In 1855 the Philadelphian Lodge established the International Association to liase with revolutionary cells throughout the world. The Philadelphian focus was on both opposing Napoleon III, which included terrorist tactics, and on supporting Garibaldi’s revolutionary forces in Italy. Among these conspirators in the Philadelphian Lodge at this time was Charles Bradlaugh, the colleague of future Theosophical Society president Annie Besant. From out of these activities emerged an organisation to replace the International Association, which was created in the first instance under the name of Garibaldi, the founding Congress being held in Brussels in 1863. With new input from French socialist émigrés in alliance with English socialists the Philadelphian Lodge played ‘a great role’ in forming the First International. Lodge initiate Victor Le Lubez organised the inaugural congress in 1864 and selected the founding council in which there were many lodge members. If the cell structure and the doctrines of Communism looked suspiciously like the Illuminati then it is likely to be the common milieu from which both arose.
 J H Billington, Fire in the Minds of Men: Origins of the Revolutionary Faith (New Jersey: Transaction Publishers, 2011), 92.
 J M Roberts, The Mythology of the Secret Societies (London: Secker & Warburg,1972), 230.
 D W Brogan, Proudhon (London: Hamish Hamilton, 1934).
 C Goeringer, ‘The Enlightenment, Freemasonry, and The Illuminati, Part I – The Enlightenment’, http://www.atheists.org/Atheism/roots/enlightenment/
 M Bakunin, ‘Open Letter To Swiss Comrades Of The International’.
 D Conway, A Farewell to Marx, (Harmondsworth: Penguin Books, 1987), 146.
 Lause specialises in the history of the labour movement. An associate professor of history at McMicken College of Arts & Sciences, University of Cincinnati, his faculty biography states that he ‘teaches specialized courses in American Labor History, Comparative Labor History, and the Age of Jackson… For years, he has presented his work or participated in panels at the Annual North American Labor History Conference at Detroit, and the centennial conferences on Eugene V. Debs and Henry George’.
 M A Lause, ‘Walking Like an Egyptian: The American Destinies of a Revolutionary French Secret Society’, www.geocities.com/CollegePark/Quad/6460/WalkingEgyptian4.html – 81k
. Dr Bob James is the Convenor and Co-ordinator of the Australian Centre for Fraternal Studies. He states of himself: ‘I make these claims on the basis of 25 years of research, of ten years or so as Secretary of the Hunter Labour History Society, and as organiser of a National Labour History Conference’.

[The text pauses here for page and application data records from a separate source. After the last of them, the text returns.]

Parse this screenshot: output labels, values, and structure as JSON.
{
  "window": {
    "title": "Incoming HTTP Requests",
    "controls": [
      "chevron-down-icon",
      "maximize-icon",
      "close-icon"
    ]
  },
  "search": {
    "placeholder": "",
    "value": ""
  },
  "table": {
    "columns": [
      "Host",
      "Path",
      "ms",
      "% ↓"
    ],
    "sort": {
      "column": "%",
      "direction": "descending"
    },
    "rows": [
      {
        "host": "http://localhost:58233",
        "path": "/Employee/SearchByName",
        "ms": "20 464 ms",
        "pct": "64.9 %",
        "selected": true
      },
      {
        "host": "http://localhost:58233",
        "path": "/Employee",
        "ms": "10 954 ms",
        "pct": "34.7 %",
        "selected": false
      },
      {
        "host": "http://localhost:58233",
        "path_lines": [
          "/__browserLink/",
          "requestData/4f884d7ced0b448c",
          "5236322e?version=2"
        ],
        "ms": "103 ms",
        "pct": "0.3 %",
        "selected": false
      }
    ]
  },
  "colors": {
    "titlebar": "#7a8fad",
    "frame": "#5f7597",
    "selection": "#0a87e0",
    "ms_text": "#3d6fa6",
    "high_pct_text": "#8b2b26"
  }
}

 O Yorke, The Secret History of the International Working Men’s Association (Geneva, 1871).
 Charles Bradlaugh, the English radical and atheist, and collaborator with future Theosophist Annie Besant.
 B I Nicolaevsky, ‘Secret Societies and the First International’, The Revolutionary Internationals, 1864-1943, Milorad M. Drachkovitch ed., (Stanford, Stanford University Press for the Hoover Institution on War, Revolution, and Peace, 1966), http://libcom.org/library/secret-societies-and-first-international-boris-i-nicolaevsky